“Congress seems well within its rights to adjust the balancing test that courts must apply in deciding whether to grant relief” under federal voting rights laws, Morley told me. Because Congress passed the federal statute that allows citizens to sue over voting restrictions, it also gets to decide what factors courts must consider (or ignore) in these cases. For similar reasons, Congress “almost certainly has authority” to overturn the Purcell principle, which is not “a constitutional requirement” but rather “a default rule that Congress can supersede through clear statutory language.” Morley did assert, however, that the provision excluding consideration of states’ interest in enforcing their laws “raises substantial federalism concerns” because it “squarely repudiates states’ sovereign interests.”

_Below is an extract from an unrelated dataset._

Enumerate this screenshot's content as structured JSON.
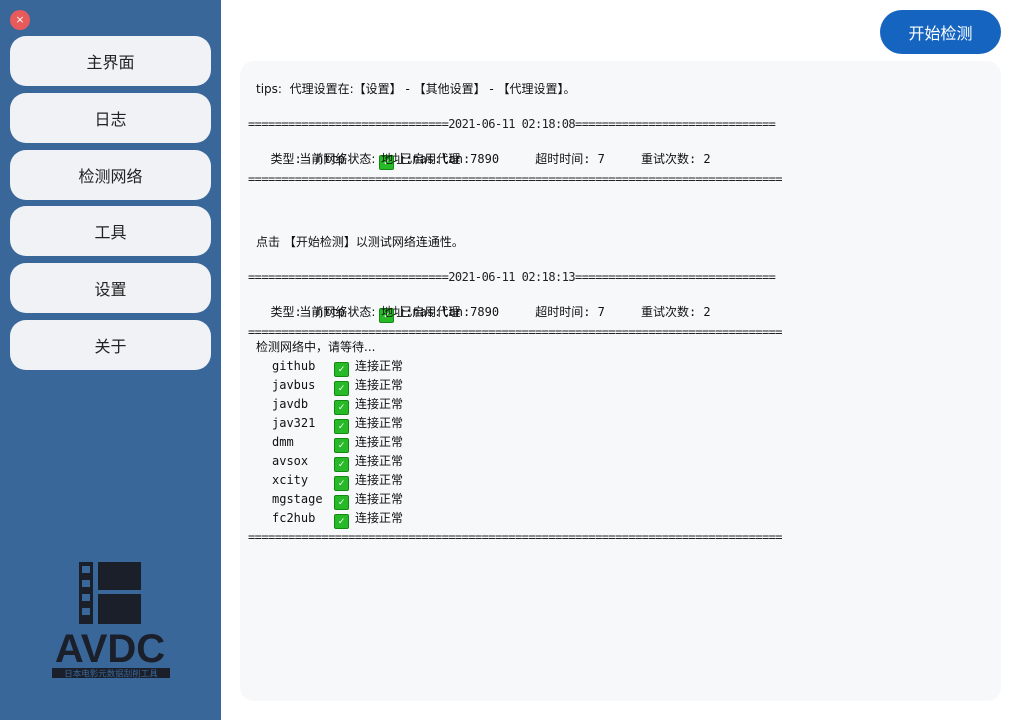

Aderson Francois, a professor at Georgetown University Law Center, saw it differently. “My reading of the statute is that Congress is neither telling states not to care for their interests, nor directing the court to ignore those interests when they are concrete,” Francois told me. “The way I read it is that you cannot use an abstract state interest in enforcing your laws to outweigh an actual burden on the right to vote.” But, he added, “I’m never going to predict what crazy reading of federalism this court will embrace.”
Because the Supreme Court answers to no one, it can always, in theory, adopt a “crazy reading” of the Constitution that requires federal courts to suppress the vote. But with H.R. 4, House Democrats have made a bet that the justices will stand down in a game of chicken over voting rights. If it exerts extraordinary new powers to avoid the bill’s limits, the conservative supermajority will only demonstrate the need for much more sweeping court reform.
Unless the Senate scraps the filibuster, there is little chance that this measure will become law in the near future—though it has the backing of the White House and seems poised to pass the House. Its time may not have come quite yet. But H.R. 4 is what happens when Democrats get serious about protecting the Constitution from the Supreme Court.